Protectionist measures by recession-hit USA

Wednesday, 6 October 2010 21:11 -     - {{hitsCtrl.values.hits}}

The recession-hit USA, in its attempts to regain the lost momentum in its economy, is taking certain measures which appear to be protectionist and will affect developing countries.

Recently, the Ohio State Government approved an executive order banning outsourcing. This is a measure which is expected to affect the IT sector in developing countries, particularly India, which was a major beneficiary of US outsourcing. It is said that about 60% of the Indian IT sector export revenue comes from the US.

Another issue causing concern to the developing countries is the increase in visa fees for certain categories which hit the IT skilled labour hoping to work in the US. However, in a twist of fate, while the once-strong US economy which welcomed foreign skilled personnel from developing countries, particularly in the IT sector, is tightening up its visa procedures to limit foreign skilled personnel working in the country, today emerging economies like India are attracting foreign skilled personnel, particularly in the IT sector.

Thus, while some of the developing countries are liberalising through various partnership agreements, etc., the developed countries are showing signs of protectionism.

The economic policy speech of President Obama also gave an indication about which way the USA is moving when he stated that he intends to cut tax incentives given to companies outsourcing their work to other countries.

He said: “For years, our tax code has actually given billions of dollars in tax breaks that encourage companies to create jobs and profits in other countries. I want to change that. Instead of loopholes that incentivise investments in overseas jobs, I am proposing a more generous, permanent extension of the tax credit that goes to companies for all the research and innovation they do right here in America. If we are going to give tax breaks to companies, they should go to companies that create jobs in America and not those who create jobs overseas.”

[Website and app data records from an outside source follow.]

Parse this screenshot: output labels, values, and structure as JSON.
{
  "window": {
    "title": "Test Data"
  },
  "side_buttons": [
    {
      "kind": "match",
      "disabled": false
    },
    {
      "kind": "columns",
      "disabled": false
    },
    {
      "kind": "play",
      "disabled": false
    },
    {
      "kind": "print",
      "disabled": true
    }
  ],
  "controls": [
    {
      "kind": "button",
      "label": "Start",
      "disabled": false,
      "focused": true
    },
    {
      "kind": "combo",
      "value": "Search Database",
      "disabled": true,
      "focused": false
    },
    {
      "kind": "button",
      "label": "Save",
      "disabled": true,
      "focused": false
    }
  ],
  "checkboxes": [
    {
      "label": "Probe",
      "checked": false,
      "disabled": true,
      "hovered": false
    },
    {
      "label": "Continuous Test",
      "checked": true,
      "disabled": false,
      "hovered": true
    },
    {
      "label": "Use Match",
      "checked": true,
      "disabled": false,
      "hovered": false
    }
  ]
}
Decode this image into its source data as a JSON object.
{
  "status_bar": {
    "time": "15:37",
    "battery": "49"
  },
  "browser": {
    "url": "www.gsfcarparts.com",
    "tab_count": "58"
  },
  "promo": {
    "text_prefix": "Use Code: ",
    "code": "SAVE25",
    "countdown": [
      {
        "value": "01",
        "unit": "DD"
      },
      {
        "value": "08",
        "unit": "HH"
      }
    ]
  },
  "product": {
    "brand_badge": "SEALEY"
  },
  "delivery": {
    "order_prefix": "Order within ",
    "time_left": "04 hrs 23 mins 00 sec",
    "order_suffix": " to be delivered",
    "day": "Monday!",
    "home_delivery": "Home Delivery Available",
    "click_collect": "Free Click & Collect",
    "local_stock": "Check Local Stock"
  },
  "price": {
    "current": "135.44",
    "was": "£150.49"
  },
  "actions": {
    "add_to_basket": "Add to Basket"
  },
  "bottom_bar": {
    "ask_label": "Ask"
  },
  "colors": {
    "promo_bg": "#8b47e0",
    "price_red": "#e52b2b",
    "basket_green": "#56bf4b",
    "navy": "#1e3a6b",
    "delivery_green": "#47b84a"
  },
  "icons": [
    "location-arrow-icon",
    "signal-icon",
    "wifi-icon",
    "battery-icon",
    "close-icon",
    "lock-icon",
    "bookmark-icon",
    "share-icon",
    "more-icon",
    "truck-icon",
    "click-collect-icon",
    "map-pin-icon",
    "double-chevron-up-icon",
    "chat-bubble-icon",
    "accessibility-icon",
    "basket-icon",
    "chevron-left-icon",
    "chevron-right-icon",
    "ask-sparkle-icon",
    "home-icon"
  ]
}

In another development, the New York Times carried an article about how the Chinese authorities subsidised producers of solar and wind technology in allegedly unfair ways. With the congressional elections getting closer and the economy still not improving enough, an American trade union is said to have filed action accusing China of illegally subsidising exports of clean energy equipment and wanted the Government to take action against China at the WTO.

The article also reported that the US President had approved a bill for $ 10 million in grants and financing to new companies and another $ 10 million for economic stimulation programmes in the clean energy sector while investing in infrastructure to benefit the industry. While these are all good moves to reduce greenhouse gas emissions, it is difficult to understand why action should be taken against another developing country for similar action!

Simultaneously, the US is one of the most vocal voices in asking developing countries to reduce the greenhouse gas emissions and advocating switching from carbon intensive coal and oil to renewable clean energy such as solar and wind. The US has even gone to the extent of passing a Bill in the House of Representatives authorising the President to impose “a border adjustment measure,” which is similar to a tax on carbon intensive imports of countries that have not taken sufficient measures on climate change.

Protectionism is a word that should have minimum usage in multilateral trade and it is hoped that the once-leading economy of the world will not resort too much to such protectionist measures.

(Manel de Silva holds an Honours Degree in Political Science from the University of Ceylon, Peradeniya and has engaged in professional training in Commercial Diplomacy at ITC and GATT. She has served as a trade diplomat in several Sri Lankan Missions overseas and was the first female Head of the Department of Commerce as Director General of Commerce.)

Recent columns